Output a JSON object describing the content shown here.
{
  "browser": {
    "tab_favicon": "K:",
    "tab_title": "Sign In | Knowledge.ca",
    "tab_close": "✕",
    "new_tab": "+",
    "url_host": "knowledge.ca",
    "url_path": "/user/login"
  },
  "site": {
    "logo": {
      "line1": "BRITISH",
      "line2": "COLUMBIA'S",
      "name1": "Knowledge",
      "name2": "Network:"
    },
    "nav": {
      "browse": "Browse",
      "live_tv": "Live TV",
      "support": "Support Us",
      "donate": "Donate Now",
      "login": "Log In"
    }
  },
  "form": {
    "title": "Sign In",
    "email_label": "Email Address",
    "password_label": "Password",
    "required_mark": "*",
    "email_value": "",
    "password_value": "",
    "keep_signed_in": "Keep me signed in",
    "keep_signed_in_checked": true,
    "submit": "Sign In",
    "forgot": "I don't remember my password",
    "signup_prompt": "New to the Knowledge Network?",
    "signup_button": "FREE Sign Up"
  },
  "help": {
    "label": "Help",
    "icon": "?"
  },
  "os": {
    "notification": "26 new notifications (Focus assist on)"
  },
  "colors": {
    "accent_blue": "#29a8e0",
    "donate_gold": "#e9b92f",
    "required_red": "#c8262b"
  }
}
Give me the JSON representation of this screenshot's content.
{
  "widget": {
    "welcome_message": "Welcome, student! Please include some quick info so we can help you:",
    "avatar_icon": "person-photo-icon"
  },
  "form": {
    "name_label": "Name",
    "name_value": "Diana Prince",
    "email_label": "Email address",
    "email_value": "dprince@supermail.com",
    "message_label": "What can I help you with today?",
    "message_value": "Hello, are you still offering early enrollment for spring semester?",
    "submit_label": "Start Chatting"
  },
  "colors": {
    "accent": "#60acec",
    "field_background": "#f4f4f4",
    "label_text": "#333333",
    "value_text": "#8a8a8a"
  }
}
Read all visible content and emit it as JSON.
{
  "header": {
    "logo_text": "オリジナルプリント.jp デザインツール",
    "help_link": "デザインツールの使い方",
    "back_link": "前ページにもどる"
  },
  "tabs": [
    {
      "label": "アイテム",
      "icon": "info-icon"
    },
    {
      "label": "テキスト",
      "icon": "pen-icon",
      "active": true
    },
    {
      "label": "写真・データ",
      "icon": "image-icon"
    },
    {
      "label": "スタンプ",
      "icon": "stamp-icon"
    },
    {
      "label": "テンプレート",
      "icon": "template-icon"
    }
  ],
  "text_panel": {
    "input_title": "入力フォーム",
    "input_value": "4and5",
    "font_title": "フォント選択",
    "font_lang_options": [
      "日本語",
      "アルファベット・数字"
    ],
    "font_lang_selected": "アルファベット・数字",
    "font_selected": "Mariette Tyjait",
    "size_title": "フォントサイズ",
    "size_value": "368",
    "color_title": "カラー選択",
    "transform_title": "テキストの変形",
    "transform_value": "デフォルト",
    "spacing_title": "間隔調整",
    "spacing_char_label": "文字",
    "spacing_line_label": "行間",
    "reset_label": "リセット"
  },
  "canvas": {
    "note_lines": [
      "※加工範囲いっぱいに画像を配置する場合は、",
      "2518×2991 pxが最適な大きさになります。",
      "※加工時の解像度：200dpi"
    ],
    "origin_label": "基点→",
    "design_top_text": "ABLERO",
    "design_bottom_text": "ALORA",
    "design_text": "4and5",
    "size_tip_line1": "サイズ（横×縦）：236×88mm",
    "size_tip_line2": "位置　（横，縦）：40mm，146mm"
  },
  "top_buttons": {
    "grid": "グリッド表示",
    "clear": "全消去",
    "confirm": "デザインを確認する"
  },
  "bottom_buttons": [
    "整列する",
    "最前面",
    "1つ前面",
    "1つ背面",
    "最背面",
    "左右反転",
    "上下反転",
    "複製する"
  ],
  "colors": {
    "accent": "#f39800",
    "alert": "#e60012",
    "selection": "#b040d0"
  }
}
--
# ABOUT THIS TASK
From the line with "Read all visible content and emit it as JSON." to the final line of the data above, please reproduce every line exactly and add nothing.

# EXPECTED ANSWER
Read all visible content and emit it as JSON.
{
  "header": {
    "logo_text": "オリジナルプリント.jp デザインツール",
    "help_link": "デザインツールの使い方",
    "back_link": "前ページにもどる"
  },
  "tabs": [
    {
      "label": "アイテム",
      "icon": "info-icon"
    },
    {
      "label": "テキスト",
      "icon": "pen-icon",
      "active": true
    },
    {
      "label": "写真・データ",
      "icon": "image-icon"
    },
    {
      "label": "スタンプ",
      "icon": "stamp-icon"
    },
    {
      "label": "テンプレート",
      "icon": "template-icon"
    }
  ],
  "text_panel": {
    "input_title": "入力フォーム",
    "input_value": "4and5",
    "font_title": "フォント選択",
    "font_lang_options": [
      "日本語",
      "アルファベット・数字"
    ],
    "font_lang_selected": "アルファベット・数字",
    "font_selected": "Mariette Tyjait",
    "size_title": "フォントサイズ",
    "size_value": "368",
    "color_title": "カラー選択",
    "transform_title": "テキストの変形",
    "transform_value": "デフォルト",
    "spacing_title": "間隔調整",
    "spacing_char_label": "文字",
    "spacing_line_label": "行間",
    "reset_label": "リセット"
  },
  "canvas": {
    "note_lines": [
      "※加工範囲いっぱいに画像を配置する場合は、",
      "2518×2991 pxが最適な大きさになります。",
      "※加工時の解像度：200dpi"
    ],
    "origin_label": "基点→",
    "design_top_text": "ABLERO",
    "design_bottom_text": "ALORA",
    "design_text": "4and5",
    "size_tip_line1": "サイズ（横×縦）：236×88mm",
    "size_tip_line2": "位置　（横，縦）：40mm，146mm"
  },
  "top_buttons": {
    "grid": "グリッド表示",
    "clear": "全消去",
    "confirm": "デザインを確認する"
  },
  "bottom_buttons": [
    "整列する",
    "最前面",
    "1つ前面",
    "1つ背面",
    "最背面",
    "左右反転",
    "上下反転",
    "複製する"
  ],
  "colors": {
    "accent": "#f39800",
    "alert": "#e60012",
    "selection": "#b040d0"
  }
}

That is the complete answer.